Start of EXTRACTED DATA
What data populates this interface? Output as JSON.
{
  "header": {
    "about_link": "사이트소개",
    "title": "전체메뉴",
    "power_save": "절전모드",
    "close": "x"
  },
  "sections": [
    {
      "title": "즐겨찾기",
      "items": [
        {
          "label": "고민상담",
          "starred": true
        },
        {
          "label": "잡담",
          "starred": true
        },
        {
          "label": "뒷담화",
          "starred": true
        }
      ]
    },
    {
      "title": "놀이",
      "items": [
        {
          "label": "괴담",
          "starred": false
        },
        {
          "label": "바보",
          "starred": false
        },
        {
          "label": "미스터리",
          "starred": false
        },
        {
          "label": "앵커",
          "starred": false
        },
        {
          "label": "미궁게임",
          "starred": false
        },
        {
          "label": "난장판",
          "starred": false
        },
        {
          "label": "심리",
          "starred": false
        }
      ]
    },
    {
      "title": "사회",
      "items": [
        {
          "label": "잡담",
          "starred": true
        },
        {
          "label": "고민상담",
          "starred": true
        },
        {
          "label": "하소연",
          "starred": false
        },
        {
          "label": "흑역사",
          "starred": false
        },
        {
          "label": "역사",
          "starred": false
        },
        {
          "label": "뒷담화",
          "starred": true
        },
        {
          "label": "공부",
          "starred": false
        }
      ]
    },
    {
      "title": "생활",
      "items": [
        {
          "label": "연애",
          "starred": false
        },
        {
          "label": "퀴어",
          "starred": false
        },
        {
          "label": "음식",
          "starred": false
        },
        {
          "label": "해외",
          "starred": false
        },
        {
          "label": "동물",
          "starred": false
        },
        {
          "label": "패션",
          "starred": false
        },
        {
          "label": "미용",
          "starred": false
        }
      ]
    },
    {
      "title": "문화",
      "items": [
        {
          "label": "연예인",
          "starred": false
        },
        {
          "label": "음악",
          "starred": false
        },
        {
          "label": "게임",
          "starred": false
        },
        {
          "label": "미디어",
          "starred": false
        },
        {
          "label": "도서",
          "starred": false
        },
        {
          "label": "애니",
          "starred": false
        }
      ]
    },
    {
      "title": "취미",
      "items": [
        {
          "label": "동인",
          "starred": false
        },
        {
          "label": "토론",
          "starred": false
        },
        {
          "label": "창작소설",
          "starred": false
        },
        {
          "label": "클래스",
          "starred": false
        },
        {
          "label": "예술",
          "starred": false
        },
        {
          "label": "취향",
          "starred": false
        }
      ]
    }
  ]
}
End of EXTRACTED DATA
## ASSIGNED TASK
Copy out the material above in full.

## TASK SOLUTION
What data populates this interface? Output as JSON.
{
  "header": {
    "about_link": "사이트소개",
    "title": "전체메뉴",
    "power_save": "절전모드",
    "close": "x"
  },
  "sections": [
    {
      "title": "즐겨찾기",
      "items": [
        {
          "label": "고민상담",
          "starred": true
        },
        {
          "label": "잡담",
          "starred": true
        },
        {
          "label": "뒷담화",
          "starred": true
        }
      ]
    },
    {
      "title": "놀이",
      "items": [
        {
          "label": "괴담",
          "starred": false
        },
        {
          "label": "바보",
          "starred": false
        },
        {
          "label": "미스터리",
          "starred": false
        },
        {
          "label": "앵커",
          "starred": false
        },
        {
          "label": "미궁게임",
          "starred": false
        },
        {
          "label": "난장판",
          "starred": false
        },
        {
          "label": "심리",
          "starred": false
        }
      ]
    },
    {
      "title": "사회",
      "items": [
        {
          "label": "잡담",
          "starred": true
        },
        {
          "label": "고민상담",
          "starred": true
        },
        {
          "label": "하소연",
          "starred": false
        },
        {
          "label": "흑역사",
          "starred": false
        },
        {
          "label": "역사",
          "starred": false
        },
        {
          "label": "뒷담화",
          "starred": true
        },
        {
          "label": "공부",
          "starred": false
        }
      ]
    },
    {
      "title": "생활",
      "items": [
        {
          "label": "연애",
          "starred": false
        },
        {
          "label": "퀴어",
          "starred": false
        },
        {
          "label": "음식",
          "starred": false
        },
        {
          "label": "해외",
          "starred": false
        },
        {
          "label": "동물",
          "starred": false
        },
        {
          "label": "패션",
          "starred": false
        },
        {
          "label": "미용",
          "starred": false
        }
      ]
    },
    {
      "title": "문화",
      "items": [
        {
          "label": "연예인",
          "starred": false
        },
        {
          "label": "음악",
          "starred": false
        },
        {
          "label": "게임",
          "starred": false
        },
        {
          "label": "미디어",
          "starred": false
        },
        {
          "label": "도서",
          "starred": false
        },
        {
          "label": "애니",
          "starred": false
        }
      ]
    },
    {
      "title": "취미",
      "items": [
        {
          "label": "동인",
          "starred": false
        },
        {
          "label": "토론",
          "starred": false
        },
        {
          "label": "창작소설",
          "starred": false
        },
        {
          "label": "클래스",
          "starred": false
        },
        {
          "label": "예술",
          "starred": false
        },
        {
          "label": "취향",
          "starred": false
        }
      ]
    }
  ]
}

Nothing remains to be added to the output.